The first Guardians nabbed two nods three years ago – for Best Visual Effects and Makeup and Hairstyling. It would stand to reason that this follow-up could score nominations in both of those races once again and possibly one or two of the Sound categories. It probably won’t win any gold statues, but it could add to the variety of technical categories that the Marvel Cinematic Universe has amassed in the last few years.
Director Guy Ritchie has, in recent years, brought back Sherlock Holmes to pleasing box office results and The Man From U.N.C.L.E. to less than pleasing returns. Next weekend comes his take on another well-known character as King Arthur: Legend of the Sword debuts.
Charlie Hunnam is the title character in this adventure epic that costars Jude Law, Astrid Berges-Frisbey, Djimon Hounsou, Aidan Gillen, and Eric Bana. The Warner Bros production comes with a budget just north of $100 million.
The last time the legend of King Arthur was on the screen in the summer was 13 years ago and the result was a flop. Antoine Fuqua’s take that starred Clive Owen and Keira Knightley managed just a $15 million opening weekend and $51M eventual domestic gross.
Legend of the Sword should fair better, but by how much? Well, there is a considerable roadblock with Guardians of the Galaxy Vol. 2 being in its second weekend. Poor reviews won’t help. I’ll predict this gets to low to mid 20s, which could put it in a battle for second place with Snatched (though Sword is getting the edge).
King Arthur: Legend of the Sword opening weekend prediction: $24.4 million
Nearly two years after she broke through on the silver screen in a major way, Amy Schumer is back with Snatched next weekend. The action comedy teams the comedienne with Goldie Hawn, making her first film appearance in almost 15 years. This duo play a mother/daughter (which was the working title of the pic) on a vacation that goes all wrong. Jonathan Levine (who made 50/50 and TheNightBefore) directs and the supporting cast includes Ike Barinholtz, Joan Cusack, Wanda Sykes, and Christopher Meloni.
In the summer of 2015, Schumer’s Trainwreck rode a wave of great buzz to a $30 million debut and $110 million overall domestic gross.
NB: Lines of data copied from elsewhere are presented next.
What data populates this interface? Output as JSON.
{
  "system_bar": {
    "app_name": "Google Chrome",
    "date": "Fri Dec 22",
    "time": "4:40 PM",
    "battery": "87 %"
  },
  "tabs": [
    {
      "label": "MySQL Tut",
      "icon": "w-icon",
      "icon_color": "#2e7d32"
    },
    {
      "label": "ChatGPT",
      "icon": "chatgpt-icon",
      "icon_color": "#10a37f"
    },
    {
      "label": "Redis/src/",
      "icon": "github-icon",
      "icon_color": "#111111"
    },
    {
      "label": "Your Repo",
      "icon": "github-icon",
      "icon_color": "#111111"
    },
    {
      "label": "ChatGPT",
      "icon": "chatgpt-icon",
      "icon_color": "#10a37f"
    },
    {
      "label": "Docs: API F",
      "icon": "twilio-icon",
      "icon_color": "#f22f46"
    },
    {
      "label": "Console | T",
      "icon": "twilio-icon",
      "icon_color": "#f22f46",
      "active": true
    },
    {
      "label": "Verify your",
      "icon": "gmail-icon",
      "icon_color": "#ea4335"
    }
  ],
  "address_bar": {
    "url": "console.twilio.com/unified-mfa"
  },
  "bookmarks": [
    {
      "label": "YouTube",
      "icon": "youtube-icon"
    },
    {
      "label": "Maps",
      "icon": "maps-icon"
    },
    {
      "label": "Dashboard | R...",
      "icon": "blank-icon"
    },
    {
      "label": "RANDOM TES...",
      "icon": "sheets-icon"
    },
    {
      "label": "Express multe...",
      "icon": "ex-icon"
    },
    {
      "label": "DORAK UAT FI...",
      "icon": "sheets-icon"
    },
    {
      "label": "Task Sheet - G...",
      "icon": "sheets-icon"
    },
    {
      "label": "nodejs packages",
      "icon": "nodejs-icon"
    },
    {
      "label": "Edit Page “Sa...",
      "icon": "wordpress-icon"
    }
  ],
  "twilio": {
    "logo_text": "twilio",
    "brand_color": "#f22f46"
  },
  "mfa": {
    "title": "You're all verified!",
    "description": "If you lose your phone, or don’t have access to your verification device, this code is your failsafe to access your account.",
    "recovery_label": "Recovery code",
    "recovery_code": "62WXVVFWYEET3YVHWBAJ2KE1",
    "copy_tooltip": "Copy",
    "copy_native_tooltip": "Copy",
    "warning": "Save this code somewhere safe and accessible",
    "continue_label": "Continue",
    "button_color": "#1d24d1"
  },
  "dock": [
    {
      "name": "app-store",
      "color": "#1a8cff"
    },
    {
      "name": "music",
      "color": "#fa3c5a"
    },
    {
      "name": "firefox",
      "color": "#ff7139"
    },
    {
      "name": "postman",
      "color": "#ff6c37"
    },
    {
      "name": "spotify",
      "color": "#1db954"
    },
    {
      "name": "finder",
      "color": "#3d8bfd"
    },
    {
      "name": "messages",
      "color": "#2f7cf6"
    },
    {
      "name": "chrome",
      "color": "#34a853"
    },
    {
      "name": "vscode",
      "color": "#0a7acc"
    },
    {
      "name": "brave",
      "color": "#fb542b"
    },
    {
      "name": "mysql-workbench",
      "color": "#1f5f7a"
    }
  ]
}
The fact that this is her follow-up should automatically get a substantial number of her fans out there. It also doesn’t hurt that Snatched is being unveiled on Mother’s Day weekend and it should serve as decent counter programming to the second weekend of GuardiansoftheGalaxyVol. 2 (in which Hawn’s longtime beau Kurt Russell costars).
Even with those clear pluses, I don’t feel the anticipation for this as there was for Trainwreck. I expect Snatched to grab a high teens to low 20s beginning.
Snatched opening weekend prediction: $21.1 million
For my King Arthur: Legend of the Sword prediction, click here: